Please write out the data that follows, word for word.

# PROVIDED RECORDS
..............................
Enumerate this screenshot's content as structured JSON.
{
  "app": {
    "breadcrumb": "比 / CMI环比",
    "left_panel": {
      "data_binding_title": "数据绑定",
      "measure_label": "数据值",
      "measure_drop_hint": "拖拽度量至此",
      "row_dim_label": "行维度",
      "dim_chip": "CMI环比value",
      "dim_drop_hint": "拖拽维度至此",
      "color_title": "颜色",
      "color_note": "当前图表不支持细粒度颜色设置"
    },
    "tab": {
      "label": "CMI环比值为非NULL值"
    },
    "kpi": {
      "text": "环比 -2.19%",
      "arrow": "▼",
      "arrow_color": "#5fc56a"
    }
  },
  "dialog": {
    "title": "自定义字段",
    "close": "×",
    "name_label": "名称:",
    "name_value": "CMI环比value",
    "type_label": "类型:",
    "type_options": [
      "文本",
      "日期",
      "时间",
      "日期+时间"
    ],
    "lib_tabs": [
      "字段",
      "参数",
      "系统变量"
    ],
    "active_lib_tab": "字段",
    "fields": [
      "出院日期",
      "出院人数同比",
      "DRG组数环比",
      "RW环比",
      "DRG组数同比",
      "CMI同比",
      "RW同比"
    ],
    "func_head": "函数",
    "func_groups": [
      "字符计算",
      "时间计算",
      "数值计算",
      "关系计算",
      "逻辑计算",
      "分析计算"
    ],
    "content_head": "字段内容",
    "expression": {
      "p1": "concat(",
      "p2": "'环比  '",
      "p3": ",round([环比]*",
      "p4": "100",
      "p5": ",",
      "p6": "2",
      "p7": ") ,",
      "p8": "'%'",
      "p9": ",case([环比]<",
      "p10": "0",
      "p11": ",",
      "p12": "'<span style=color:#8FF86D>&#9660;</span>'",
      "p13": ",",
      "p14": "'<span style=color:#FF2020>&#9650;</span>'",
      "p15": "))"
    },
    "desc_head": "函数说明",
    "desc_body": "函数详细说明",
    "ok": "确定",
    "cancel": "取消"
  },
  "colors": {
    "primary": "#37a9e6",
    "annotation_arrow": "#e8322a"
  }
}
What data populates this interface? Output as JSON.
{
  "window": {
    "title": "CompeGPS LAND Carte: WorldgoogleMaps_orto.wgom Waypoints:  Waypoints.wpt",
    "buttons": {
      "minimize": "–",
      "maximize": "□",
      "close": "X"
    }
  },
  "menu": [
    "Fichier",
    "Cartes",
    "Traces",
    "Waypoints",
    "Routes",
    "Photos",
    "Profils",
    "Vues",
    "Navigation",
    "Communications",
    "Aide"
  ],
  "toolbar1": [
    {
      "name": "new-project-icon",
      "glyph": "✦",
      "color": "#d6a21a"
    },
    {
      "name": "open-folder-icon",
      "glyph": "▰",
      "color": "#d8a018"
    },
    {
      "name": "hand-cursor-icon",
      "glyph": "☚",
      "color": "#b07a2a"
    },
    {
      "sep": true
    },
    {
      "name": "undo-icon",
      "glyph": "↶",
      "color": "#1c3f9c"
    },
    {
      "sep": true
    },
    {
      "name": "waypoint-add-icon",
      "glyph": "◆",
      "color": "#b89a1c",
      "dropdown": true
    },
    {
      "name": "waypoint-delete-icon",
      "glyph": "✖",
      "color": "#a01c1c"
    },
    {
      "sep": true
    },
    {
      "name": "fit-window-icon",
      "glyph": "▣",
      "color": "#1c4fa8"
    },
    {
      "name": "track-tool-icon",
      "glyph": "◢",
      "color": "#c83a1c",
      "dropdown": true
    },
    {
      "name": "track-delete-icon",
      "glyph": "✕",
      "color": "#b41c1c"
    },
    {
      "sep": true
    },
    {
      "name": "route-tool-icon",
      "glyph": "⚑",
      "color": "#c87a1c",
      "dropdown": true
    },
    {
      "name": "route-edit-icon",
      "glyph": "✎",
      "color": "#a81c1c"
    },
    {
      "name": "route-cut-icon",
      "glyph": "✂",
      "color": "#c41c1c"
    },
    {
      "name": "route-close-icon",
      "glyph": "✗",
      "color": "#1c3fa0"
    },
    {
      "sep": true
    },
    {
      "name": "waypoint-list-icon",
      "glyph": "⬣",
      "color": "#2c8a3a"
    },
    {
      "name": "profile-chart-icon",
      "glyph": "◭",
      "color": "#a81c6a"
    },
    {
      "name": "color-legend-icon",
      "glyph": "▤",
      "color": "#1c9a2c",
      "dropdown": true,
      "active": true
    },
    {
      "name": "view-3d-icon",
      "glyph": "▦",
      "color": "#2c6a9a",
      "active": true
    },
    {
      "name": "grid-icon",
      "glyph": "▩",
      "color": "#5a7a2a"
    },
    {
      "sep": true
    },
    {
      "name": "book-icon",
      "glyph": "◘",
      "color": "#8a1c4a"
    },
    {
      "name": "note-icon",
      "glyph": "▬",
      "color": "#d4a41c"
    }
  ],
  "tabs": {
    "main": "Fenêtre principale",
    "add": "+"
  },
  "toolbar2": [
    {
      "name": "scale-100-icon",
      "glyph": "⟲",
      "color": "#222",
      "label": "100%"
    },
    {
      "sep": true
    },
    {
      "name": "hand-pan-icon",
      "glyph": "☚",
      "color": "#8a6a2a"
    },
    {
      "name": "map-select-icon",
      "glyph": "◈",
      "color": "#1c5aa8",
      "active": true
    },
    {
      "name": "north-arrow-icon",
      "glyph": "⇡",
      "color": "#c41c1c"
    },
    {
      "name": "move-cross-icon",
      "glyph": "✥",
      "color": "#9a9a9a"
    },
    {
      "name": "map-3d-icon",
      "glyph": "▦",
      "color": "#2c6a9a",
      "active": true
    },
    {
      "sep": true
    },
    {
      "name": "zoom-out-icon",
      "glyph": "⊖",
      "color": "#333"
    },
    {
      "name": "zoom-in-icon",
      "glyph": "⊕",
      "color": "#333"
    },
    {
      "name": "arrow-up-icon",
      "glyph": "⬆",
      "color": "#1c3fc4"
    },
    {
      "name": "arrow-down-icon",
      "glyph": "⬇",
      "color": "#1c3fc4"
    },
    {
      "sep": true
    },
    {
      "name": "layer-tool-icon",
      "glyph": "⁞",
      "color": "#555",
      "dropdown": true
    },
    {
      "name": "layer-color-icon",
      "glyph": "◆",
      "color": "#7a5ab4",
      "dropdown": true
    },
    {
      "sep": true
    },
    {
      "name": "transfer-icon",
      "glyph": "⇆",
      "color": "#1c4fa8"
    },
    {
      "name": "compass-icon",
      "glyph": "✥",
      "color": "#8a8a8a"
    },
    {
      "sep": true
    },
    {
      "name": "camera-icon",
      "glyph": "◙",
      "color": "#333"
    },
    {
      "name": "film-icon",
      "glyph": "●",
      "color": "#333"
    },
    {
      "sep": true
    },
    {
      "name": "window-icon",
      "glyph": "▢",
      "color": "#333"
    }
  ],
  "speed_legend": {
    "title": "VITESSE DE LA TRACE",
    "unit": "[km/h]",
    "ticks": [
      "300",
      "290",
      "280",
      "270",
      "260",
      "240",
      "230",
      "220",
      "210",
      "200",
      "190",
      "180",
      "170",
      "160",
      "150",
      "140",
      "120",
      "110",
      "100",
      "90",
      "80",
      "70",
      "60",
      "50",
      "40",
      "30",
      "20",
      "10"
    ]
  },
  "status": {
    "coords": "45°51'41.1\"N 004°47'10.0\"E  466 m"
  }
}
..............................
# ANSWER TO THE PROBLEM
Enumerate this screenshot's content as structured JSON.
{
  "app": {
    "breadcrumb": "比 / CMI环比",
    "left_panel": {
      "data_binding_title": "数据绑定",
      "measure_label": "数据值",
      "measure_drop_hint": "拖拽度量至此",
      "row_dim_label": "行维度",
      "dim_chip": "CMI环比value",
      "dim_drop_hint": "拖拽维度至此",
      "color_title": "颜色",
      "color_note": "当前图表不支持细粒度颜色设置"
    },
    "tab": {
      "label": "CMI环比值为非NULL值"
    },
    "kpi": {
      "text": "环比 -2.19%",
      "arrow": "▼",
      "arrow_color": "#5fc56a"
    }
  },
  "dialog": {
    "title": "自定义字段",
    "close": "×",
    "name_label": "名称:",
    "name_value": "CMI环比value",
    "type_label": "类型:",
    "type_options": [
      "文本",
      "日期",
      "时间",
      "日期+时间"
    ],
    "lib_tabs": [
      "字段",
      "参数",
      "系统变量"
    ],
    "active_lib_tab": "字段",
    "fields": [
      "出院日期",
      "出院人数同比",
      "DRG组数环比",
      "RW环比",
      "DRG组数同比",
      "CMI同比",
      "RW同比"
    ],
    "func_head": "函数",
    "func_groups": [
      "字符计算",
      "时间计算",
      "数值计算",
      "关系计算",
      "逻辑计算",
      "分析计算"
    ],
    "content_head": "字段内容",
    "expression": {
      "p1": "concat(",
      "p2": "'环比  '",
      "p3": ",round([环比]*",
      "p4": "100",
      "p5": ",",
      "p6": "2",
      "p7": ") ,",
      "p8": "'%'",
      "p9": ",case([环比]<",
      "p10": "0",
      "p11": ",",
      "p12": "'<span style=color:#8FF86D>&#9660;</span>'",
      "p13": ",",
      "p14": "'<span style=color:#FF2020>&#9650;</span>'",
      "p15": "))"
    },
    "desc_head": "函数说明",
    "desc_body": "函数详细说明",
    "ok": "确定",
    "cancel": "取消"
  },
  "colors": {
    "primary": "#37a9e6",
    "annotation_arrow": "#e8322a"
  }
}
What data populates this interface? Output as JSON.
{
  "window": {
    "title": "CompeGPS LAND Carte: WorldgoogleMaps_orto.wgom Waypoints:  Waypoints.wpt",
    "buttons": {
      "minimize": "–",
      "maximize": "□",
      "close": "X"
    }
  },
  "menu": [
    "Fichier",
    "Cartes",
    "Traces",
    "Waypoints",
    "Routes",
    "Photos",
    "Profils",
    "Vues",
    "Navigation",
    "Communications",
    "Aide"
  ],
  "toolbar1": [
    {
      "name": "new-project-icon",
      "glyph": "✦",
      "color": "#d6a21a"
    },
    {
      "name": "open-folder-icon",
      "glyph": "▰",
      "color": "#d8a018"
    },
    {
      "name": "hand-cursor-icon",
      "glyph": "☚",
      "color": "#b07a2a"
    },
    {
      "sep": true
    },
    {
      "name": "undo-icon",
      "glyph": "↶",
      "color": "#1c3f9c"
    },
    {
      "sep": true
    },
    {
      "name": "waypoint-add-icon",
      "glyph": "◆",
      "color": "#b89a1c",
      "dropdown": true
    },
    {
      "name": "waypoint-delete-icon",
      "glyph": "✖",
      "color": "#a01c1c"
    },
    {
      "sep": true
    },
    {
      "name": "fit-window-icon",
      "glyph": "▣",
      "color": "#1c4fa8"
    },
    {
      "name": "track-tool-icon",
      "glyph": "◢",
      "color": "#c83a1c",
      "dropdown": true
    },
    {
      "name": "track-delete-icon",
      "glyph": "✕",
      "color": "#b41c1c"
    },
    {
      "sep": true
    },
    {
      "name": "route-tool-icon",
      "glyph": "⚑",
      "color": "#c87a1c",
      "dropdown": true
    },
    {
      "name": "route-edit-icon",
      "glyph": "✎",
      "color": "#a81c1c"
    },
    {
      "name": "route-cut-icon",
      "glyph": "✂",
      "color": "#c41c1c"
    },
    {
      "name": "route-close-icon",
      "glyph": "✗",
      "color": "#1c3fa0"
    },
    {
      "sep": true
    },
    {
      "name": "waypoint-list-icon",
      "glyph": "⬣",
      "color": "#2c8a3a"
    },
    {
      "name": "profile-chart-icon",
      "glyph": "◭",
      "color": "#a81c6a"
    },
    {
      "name": "color-legend-icon",
      "glyph": "▤",
      "color": "#1c9a2c",
      "dropdown": true,
      "active": true
    },
    {
      "name": "view-3d-icon",
      "glyph": "▦",
      "color": "#2c6a9a",
      "active": true
    },
    {
      "name": "grid-icon",
      "glyph": "▩",
      "color": "#5a7a2a"
    },
    {
      "sep": true
    },
    {
      "name": "book-icon",
      "glyph": "◘",
      "color": "#8a1c4a"
    },
    {
      "name": "note-icon",
      "glyph": "▬",
      "color": "#d4a41c"
    }
  ],
  "tabs": {
    "main": "Fenêtre principale",
    "add": "+"
  },
  "toolbar2": [
    {
      "name": "scale-100-icon",
      "glyph": "⟲",
      "color": "#222",
      "label": "100%"
    },
    {
      "sep": true
    },
    {
      "name": "hand-pan-icon",
      "glyph": "☚",
      "color": "#8a6a2a"
    },
    {
      "name": "map-select-icon",
      "glyph": "◈",
      "color": "#1c5aa8",
      "active": true
    },
    {
      "name": "north-arrow-icon",
      "glyph": "⇡",
      "color": "#c41c1c"
    },
    {
      "name": "move-cross-icon",
      "glyph": "✥",
      "color": "#9a9a9a"
    },
    {
      "name": "map-3d-icon",
      "glyph": "▦",
      "color": "#2c6a9a",
      "active": true
    },
    {
      "sep": true
    },
    {
      "name": "zoom-out-icon",
      "glyph": "⊖",
      "color": "#333"
    },
    {
      "name": "zoom-in-icon",
      "glyph": "⊕",
      "color": "#333"
    },
    {
      "name": "arrow-up-icon",
      "glyph": "⬆",
      "color": "#1c3fc4"
    },
    {
      "name": "arrow-down-icon",
      "glyph": "⬇",
      "color": "#1c3fc4"
    },
    {
      "sep": true
    },
    {
      "name": "layer-tool-icon",
      "glyph": "⁞",
      "color": "#555",
      "dropdown": true
    },
    {
      "name": "layer-color-icon",
      "glyph": "◆",
      "color": "#7a5ab4",
      "dropdown": true
    },
    {
      "sep": true
    },
    {
      "name": "transfer-icon",
      "glyph": "⇆",
      "color": "#1c4fa8"
    },
    {
      "name": "compass-icon",
      "glyph": "✥",
      "color": "#8a8a8a"
    },
    {
      "sep": true
    },
    {
      "name": "camera-icon",
      "glyph": "◙",
      "color": "#333"
    },
    {
      "name": "film-icon",
      "glyph": "●",
      "color": "#333"
    },
    {
      "sep": true
    },
    {
      "name": "window-icon",
      "glyph": "▢",
      "color": "#333"
    }
  ],
  "speed_legend": {
    "title": "VITESSE DE LA TRACE",
    "unit": "[km/h]",
    "ticks": [
      "300",
      "290",
      "280",
      "270",
      "260",
      "240",
      "230",
      "220",
      "210",
      "200",
      "190",
      "180",
      "170",
      "160",
      "150",
      "140",
      "120",
      "110",
      "100",
      "90",
      "80",
      "70",
      "60",
      "50",
      "40",
      "30",
      "20",
      "10"
    ]
  },
  "status": {
    "coords": "45°51'41.1\"N 004°47'10.0\"E  466 m"
  }
}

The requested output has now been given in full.